Of note, the 1st Louisiana Native Guard (which included Gumble's relative) was a Louisiana state militia unit comprised of free blacks. It had ceased to exist by the time the Union captured New Orleans in April 1862. Some of its members (including Gumble's relative) became part of the The 1st Louisiana Native Guard (of the Union Army, which later became the 73rd Regiment Infantry U.S. Colored Troops). These troops definitely served in the Port Hudson campaign.

Of interest to LBE, Gates seemed to say that Gumble's ancestor was involved in the New Market battle, which was in 1864 in the Eastern theater around Richmond and Petersburg. There were African American troops there (under the command of Ben Butler) but not clear how a Louisiana person got there.

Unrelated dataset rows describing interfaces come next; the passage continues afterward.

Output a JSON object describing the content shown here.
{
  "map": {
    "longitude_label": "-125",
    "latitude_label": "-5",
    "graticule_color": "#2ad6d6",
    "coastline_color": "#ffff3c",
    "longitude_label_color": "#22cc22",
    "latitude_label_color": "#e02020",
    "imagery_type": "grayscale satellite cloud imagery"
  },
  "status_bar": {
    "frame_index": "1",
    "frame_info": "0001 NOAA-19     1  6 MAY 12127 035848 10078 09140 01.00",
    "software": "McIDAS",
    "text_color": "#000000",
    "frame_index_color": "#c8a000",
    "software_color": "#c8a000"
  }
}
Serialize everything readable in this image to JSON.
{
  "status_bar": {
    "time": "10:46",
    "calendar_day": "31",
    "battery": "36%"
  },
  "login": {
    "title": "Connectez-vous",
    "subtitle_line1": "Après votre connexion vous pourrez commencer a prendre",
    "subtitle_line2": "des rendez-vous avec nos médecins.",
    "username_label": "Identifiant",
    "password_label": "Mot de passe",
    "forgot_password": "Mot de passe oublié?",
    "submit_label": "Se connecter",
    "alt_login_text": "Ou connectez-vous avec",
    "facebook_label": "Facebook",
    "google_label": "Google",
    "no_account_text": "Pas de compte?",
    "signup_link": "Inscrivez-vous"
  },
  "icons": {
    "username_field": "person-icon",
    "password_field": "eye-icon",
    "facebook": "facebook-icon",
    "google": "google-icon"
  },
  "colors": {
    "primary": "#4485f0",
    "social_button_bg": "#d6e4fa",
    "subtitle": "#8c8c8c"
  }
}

Battle of Chaffin's Farm and New Market Heights :

Once again hoping to distract Robert E. Lee and draw Confederate troops north of the river, Grant ordered the Army of the James under Maj. Gen. Benjamin F. Butler to attack toward Richmond. (...) In a two-pronged attack, the right wing (Birney's X Corps, augmented by a United States Colored Troops division under Brig. Gen. Charles J. Paine from the XVIII Corps) would assault the Confederate lines at New Market Road and drive on to capture the artillery positions behind it on New Market Heights. (...) Three Medal of Honor recipients from the 6th U.S. Colored Infantry Regiment are depicted in a painting, Three Medals of Honor by artist Don Troiani. The painting was unveiled June 24, 2013 at the Union League of Philadelphia. Portrayed in the painting are Nathan H. Edgerton, Thomas R. Hawkins, and Alexander Kelly

Also of some relevance to the issue raised by Kevin Levin is the article by Steve Davis, "That Extraordinary Document," which appeared at page 14 of the December 1977 issue of Civil War Times Illustrated and discusses the Cleburne letter of 2 January 1864. The political cartoons on page 19 are of interest, especially that from Harpers of 5 November 1864.


And, yes, tomorrow January 2, is the anniversary of the Cleburne proposal to use slaves as Confederate soldiers. And, yes, the Cleburne proposal was made one year after the Emancipation Proclamation took effect on January 1, 1863. In between those dates, the Union was using African American soldiers, notably in the siege of Port Hudson in May-July 1863.